Leah: Pro-choice vs. pro-life: The debate continues

Leah Ulatowski, Editor-in-Chief

Nearly every instance of genocide begins with someone denying the personhood of a group. This reasoning was the song behind every gunshot fired by Nazi troops and fueled the ferocity behind the slave driver’s whip. One will find remnants of the same ideology in deeming women unfit to vote and making African-Americans sit at the back of the bus. Why do pro-choice advocates fail to realize their arguments are identical to the ones that impeded past civil rights movements?

They have formed a definition of personhood that is not rooted in science. A baby’s heartbeat can be detected five weeks after conception. According to researchers at the University of Utah School of Medicine, the most primitive response to pain, the spinal reflex, develops at eight weeks gestation, which indicates that the child does feel pain during the procedure. While pro-choice advocates ignore these facts, at least 38 states have fetal homicide laws.

Returning to the subject of civil rights, the Roe v. Wade decision has negatively impacted African-Americans, disabled individuals and women more than any other recent ruling. In 2012, the New York City Department of Health recorded 31,328 abortions of African-American babies and only 24,758 live births in New York City alone. Many have failed to consider how the act of abortion inhibits the diversification of our communities and nation.

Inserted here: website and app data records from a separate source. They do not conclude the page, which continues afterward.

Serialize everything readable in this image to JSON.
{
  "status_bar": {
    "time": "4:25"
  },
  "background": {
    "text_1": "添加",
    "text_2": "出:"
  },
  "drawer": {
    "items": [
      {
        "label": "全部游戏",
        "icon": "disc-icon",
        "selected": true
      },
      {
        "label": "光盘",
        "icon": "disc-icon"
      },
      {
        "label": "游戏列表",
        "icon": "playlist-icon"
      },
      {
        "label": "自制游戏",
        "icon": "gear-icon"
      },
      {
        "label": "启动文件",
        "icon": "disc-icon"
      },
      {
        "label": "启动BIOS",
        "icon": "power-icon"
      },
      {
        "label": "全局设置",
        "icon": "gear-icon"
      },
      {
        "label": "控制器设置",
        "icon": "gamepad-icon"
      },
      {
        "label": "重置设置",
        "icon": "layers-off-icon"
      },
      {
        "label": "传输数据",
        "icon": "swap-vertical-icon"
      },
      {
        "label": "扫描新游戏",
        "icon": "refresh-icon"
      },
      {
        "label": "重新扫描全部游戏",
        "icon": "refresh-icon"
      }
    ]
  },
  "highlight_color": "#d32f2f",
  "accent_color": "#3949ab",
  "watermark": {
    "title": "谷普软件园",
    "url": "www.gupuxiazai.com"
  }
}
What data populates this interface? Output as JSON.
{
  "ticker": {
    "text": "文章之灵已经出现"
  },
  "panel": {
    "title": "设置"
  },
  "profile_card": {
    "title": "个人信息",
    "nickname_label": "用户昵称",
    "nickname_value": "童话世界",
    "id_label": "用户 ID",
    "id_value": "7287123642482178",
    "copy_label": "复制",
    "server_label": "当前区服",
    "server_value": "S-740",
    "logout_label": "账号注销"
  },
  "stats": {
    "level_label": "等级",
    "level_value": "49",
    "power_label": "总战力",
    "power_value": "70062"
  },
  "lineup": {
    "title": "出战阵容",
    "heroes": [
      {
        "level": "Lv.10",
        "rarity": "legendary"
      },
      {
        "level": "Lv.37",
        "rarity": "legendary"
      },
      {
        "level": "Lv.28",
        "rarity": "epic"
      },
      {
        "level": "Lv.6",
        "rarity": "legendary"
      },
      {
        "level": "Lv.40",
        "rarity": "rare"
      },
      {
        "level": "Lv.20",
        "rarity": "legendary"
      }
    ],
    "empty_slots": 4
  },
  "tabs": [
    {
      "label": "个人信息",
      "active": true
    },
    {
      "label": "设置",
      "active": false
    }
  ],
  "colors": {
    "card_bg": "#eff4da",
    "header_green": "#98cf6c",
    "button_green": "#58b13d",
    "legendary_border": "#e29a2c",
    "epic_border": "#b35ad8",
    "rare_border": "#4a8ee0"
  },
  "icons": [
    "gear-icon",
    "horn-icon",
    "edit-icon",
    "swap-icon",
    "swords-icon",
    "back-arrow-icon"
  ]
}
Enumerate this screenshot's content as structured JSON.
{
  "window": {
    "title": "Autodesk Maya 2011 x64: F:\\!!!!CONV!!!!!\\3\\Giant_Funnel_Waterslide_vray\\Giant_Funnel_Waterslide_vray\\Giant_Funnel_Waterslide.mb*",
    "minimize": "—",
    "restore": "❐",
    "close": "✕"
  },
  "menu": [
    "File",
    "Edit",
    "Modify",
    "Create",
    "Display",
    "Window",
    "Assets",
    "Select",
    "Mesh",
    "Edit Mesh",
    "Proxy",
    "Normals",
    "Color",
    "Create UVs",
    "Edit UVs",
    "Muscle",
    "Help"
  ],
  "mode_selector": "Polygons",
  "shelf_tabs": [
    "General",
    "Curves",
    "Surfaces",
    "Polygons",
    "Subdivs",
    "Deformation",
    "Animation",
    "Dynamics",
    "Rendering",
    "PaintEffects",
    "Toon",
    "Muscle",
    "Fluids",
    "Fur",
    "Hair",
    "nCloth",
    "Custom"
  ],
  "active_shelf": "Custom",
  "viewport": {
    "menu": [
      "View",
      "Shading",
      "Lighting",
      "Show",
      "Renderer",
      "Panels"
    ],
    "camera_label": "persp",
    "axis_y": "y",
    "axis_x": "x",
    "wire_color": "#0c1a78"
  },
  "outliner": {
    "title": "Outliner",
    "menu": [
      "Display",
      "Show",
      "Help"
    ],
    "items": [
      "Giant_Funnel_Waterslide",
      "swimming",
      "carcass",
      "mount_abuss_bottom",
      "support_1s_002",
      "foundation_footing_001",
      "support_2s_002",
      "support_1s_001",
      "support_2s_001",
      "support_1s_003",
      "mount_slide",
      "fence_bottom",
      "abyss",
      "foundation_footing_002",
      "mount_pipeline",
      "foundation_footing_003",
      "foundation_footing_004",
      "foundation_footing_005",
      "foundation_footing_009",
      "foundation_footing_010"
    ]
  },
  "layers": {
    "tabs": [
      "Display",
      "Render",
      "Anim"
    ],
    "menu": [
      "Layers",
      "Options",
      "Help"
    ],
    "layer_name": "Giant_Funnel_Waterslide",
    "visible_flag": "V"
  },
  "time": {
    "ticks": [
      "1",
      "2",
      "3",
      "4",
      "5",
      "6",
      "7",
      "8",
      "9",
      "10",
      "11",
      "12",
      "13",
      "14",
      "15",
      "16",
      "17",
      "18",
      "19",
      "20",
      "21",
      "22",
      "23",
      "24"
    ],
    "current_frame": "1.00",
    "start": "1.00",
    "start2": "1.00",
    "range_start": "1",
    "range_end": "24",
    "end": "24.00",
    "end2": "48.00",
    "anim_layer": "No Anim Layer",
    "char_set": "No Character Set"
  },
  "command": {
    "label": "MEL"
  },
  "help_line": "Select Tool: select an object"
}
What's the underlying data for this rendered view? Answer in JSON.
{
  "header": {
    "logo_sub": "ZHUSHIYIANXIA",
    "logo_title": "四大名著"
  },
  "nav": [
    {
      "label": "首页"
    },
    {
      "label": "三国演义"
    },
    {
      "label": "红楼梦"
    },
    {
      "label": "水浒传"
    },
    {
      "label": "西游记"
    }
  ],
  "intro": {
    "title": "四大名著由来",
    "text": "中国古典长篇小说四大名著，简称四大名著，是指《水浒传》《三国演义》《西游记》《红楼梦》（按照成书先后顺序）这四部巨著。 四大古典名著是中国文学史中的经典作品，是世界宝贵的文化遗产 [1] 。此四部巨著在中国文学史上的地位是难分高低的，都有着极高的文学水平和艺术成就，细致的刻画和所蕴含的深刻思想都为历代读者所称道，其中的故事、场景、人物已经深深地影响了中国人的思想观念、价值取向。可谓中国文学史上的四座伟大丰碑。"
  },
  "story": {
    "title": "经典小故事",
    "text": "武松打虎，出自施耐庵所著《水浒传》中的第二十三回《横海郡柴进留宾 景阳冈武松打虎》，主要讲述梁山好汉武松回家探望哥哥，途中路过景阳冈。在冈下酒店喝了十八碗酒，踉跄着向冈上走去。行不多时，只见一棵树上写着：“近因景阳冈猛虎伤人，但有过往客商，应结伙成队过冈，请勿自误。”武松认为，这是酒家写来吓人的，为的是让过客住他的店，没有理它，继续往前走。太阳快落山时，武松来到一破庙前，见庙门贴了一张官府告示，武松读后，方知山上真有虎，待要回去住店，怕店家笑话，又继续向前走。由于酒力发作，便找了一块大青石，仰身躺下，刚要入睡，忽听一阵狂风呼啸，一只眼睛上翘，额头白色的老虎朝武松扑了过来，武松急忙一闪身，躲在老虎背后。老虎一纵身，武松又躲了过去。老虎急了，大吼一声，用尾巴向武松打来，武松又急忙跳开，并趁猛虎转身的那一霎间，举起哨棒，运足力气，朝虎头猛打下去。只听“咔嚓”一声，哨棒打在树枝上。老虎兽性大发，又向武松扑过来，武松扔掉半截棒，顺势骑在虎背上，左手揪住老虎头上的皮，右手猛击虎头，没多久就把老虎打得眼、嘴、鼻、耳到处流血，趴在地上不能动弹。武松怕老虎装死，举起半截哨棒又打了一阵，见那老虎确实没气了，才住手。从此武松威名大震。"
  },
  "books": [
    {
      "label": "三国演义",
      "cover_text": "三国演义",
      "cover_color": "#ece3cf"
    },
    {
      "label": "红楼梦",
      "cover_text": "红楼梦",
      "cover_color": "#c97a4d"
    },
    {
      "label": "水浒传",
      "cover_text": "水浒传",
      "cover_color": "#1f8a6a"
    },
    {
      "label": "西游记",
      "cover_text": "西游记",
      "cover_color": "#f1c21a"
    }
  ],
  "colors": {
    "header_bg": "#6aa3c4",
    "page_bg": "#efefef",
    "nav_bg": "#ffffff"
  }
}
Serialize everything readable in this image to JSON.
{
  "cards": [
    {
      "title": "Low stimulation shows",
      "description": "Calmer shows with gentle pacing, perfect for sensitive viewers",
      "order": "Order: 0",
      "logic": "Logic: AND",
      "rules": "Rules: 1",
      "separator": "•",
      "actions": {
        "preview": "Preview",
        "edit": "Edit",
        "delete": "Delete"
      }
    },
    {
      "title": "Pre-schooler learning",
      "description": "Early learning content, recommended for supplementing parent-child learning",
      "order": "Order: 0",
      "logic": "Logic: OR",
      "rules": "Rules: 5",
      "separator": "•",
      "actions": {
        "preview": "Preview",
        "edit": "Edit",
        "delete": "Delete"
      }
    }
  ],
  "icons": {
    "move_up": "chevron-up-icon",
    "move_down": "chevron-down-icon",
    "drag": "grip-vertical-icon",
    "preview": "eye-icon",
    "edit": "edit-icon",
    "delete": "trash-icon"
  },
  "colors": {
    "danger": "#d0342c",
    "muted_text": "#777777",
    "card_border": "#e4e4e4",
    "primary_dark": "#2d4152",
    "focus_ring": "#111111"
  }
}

Additionally, the selective termination of babies with anticipated disabilities is barbaric. Firstly, one cannot begin a debate about abortion in a crowded room without at least one person coming forward as a false positive for Down syndrome, but more importantly, our culture’s mindset that individuals with disabilities are less deserving of life is our generation’s greatest prejudice. As scientists work to develop a prenatal test for autism, we are fortunate that Albert Einstein, who likely had Asperger’s Syndrome, preceded these “advancements.”

As for my fellow women, it is an abomination that our generation has been duped into glorifying abortion. Even if one is not pro-life, it baffles my mind that abortion would be viewed as anything less than a somber act. Instead, pro-choice rallies are full of pink sparkles and snarky signs. Words like “empowering,” which is defined as “to make (someone) stronger and more confident,” are now more synonymous with terminating one’s child than performing some great deed.

The pro-choice agenda also attempts to prevent women from fully understanding the gravity of the decision. They are against women undergoing an ultrasound prior to the procedure and fail to mention that the International Journal of Epidemiology estimated that 15 percent of first-trimester miscarriages are attributed to a prior abortion. They won’t admit that the Scandinavian Journal of Public Health found young women who have abortions are more likely to experience depression and anxiety than those who carried to term.

While the National Center for Health Statistics has consistently shown that abortions due to rape and/or incest only comprise 1 percent of all terminations, I must note that these individuals are some of the greatest victims of the pro-choice movement. Advocates for abortion must stop painting termination as less emotionally taxing than adoption. Some women feel extremely guilt-ridden after the procedure, but they are swept under the rug to not jeopardize an agenda.

Norma McCorvey, the plaintiff behind Roe v. Wade, is now the most ardent advocate for the sanctity of life. According to LifeNews.com, McCorvey says the entire court case was based on lies that she was manipulated into telling by her “feminist” lawyer. Pro-choice advocates are living a lie. In fact, McCorvey has never had an abortion. If abortion wasn’t good enough for the woman who legalized it, why don’t our daughters deserve better?